§ How to complete this task:
Read the listing and extract each line that includes the word "title".

§ The data:
+ + + + +
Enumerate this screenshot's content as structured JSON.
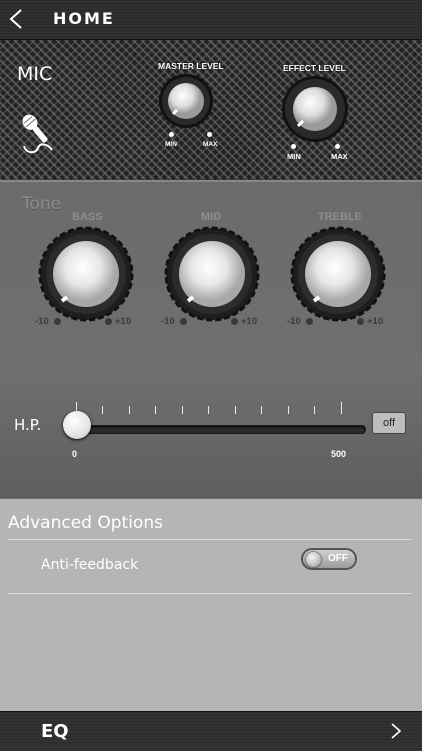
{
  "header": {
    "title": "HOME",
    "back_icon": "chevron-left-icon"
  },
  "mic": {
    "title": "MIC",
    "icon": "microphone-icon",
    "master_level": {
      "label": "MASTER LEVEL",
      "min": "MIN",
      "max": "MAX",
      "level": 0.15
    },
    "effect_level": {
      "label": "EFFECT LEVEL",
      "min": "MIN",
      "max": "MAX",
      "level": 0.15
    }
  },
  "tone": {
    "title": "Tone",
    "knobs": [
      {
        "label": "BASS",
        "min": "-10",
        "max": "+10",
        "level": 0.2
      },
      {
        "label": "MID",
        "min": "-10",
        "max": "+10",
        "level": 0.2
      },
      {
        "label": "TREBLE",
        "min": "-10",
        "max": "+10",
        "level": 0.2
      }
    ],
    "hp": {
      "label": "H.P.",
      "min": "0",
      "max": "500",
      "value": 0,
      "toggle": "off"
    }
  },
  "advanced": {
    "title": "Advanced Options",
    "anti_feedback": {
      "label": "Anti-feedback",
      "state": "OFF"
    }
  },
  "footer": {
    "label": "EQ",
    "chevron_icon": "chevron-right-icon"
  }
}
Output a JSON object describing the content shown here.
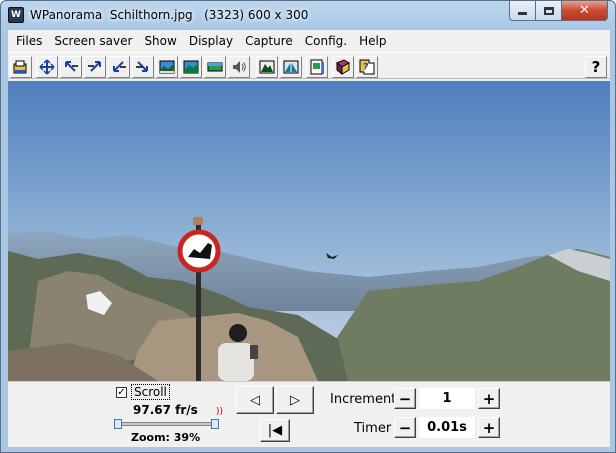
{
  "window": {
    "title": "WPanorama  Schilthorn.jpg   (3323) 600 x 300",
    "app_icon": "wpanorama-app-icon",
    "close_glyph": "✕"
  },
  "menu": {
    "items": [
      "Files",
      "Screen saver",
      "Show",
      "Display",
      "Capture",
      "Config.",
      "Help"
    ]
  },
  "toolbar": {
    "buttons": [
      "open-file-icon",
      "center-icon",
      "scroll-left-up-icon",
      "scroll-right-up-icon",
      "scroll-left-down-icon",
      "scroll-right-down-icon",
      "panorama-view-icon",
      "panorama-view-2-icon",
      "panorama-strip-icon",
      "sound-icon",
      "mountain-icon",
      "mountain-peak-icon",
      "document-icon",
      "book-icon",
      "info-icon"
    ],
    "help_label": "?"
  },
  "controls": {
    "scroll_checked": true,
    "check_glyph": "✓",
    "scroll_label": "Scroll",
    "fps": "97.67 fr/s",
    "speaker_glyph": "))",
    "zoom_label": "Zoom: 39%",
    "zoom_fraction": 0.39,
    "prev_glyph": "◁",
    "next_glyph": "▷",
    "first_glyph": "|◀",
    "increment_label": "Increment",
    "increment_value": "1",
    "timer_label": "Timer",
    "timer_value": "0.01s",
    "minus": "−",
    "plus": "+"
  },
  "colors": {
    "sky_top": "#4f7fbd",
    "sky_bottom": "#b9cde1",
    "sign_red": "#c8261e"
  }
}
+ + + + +
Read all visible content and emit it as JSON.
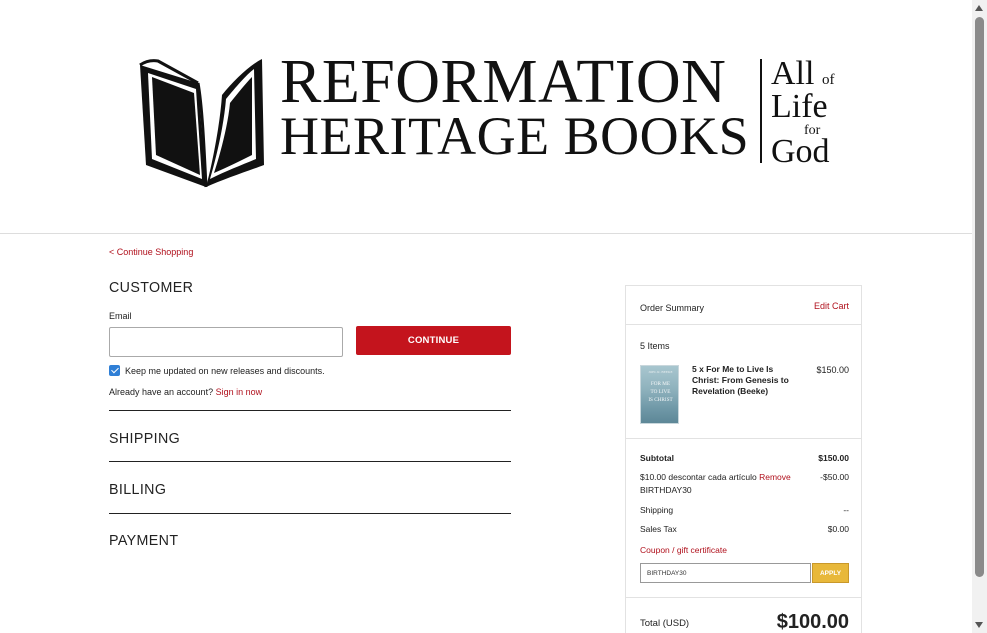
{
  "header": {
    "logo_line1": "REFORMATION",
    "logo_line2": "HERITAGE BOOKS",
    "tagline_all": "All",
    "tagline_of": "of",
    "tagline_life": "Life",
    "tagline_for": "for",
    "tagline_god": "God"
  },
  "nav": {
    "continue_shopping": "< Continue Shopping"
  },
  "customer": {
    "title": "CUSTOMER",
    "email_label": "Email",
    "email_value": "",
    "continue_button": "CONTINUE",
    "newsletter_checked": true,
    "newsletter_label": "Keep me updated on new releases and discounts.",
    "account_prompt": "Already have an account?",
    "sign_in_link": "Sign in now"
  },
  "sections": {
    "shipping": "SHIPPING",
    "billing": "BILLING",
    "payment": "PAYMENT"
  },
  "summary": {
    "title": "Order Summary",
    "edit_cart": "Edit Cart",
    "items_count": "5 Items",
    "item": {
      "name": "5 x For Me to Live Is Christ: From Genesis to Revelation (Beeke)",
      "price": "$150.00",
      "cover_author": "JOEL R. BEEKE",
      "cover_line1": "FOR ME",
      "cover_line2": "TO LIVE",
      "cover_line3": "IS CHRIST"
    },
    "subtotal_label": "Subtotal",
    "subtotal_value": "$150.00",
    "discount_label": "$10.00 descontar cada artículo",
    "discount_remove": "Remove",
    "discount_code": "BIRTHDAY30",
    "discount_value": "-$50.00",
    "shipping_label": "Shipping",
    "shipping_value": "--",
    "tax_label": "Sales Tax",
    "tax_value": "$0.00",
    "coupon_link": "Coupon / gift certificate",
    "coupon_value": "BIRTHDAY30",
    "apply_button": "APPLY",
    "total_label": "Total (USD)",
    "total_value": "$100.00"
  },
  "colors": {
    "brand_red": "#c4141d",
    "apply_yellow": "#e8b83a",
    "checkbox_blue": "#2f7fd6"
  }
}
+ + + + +
§ Exercise response:
    "title": "HOME",
    "title": "MIC",
    "title": "Tone",
    "title": "Advanced Options",
    "title": "WPanorama  Schilthorn.jpg   (3323) 600 x 300",
    "title": "CUSTOMER",
    "title": "Order Summary",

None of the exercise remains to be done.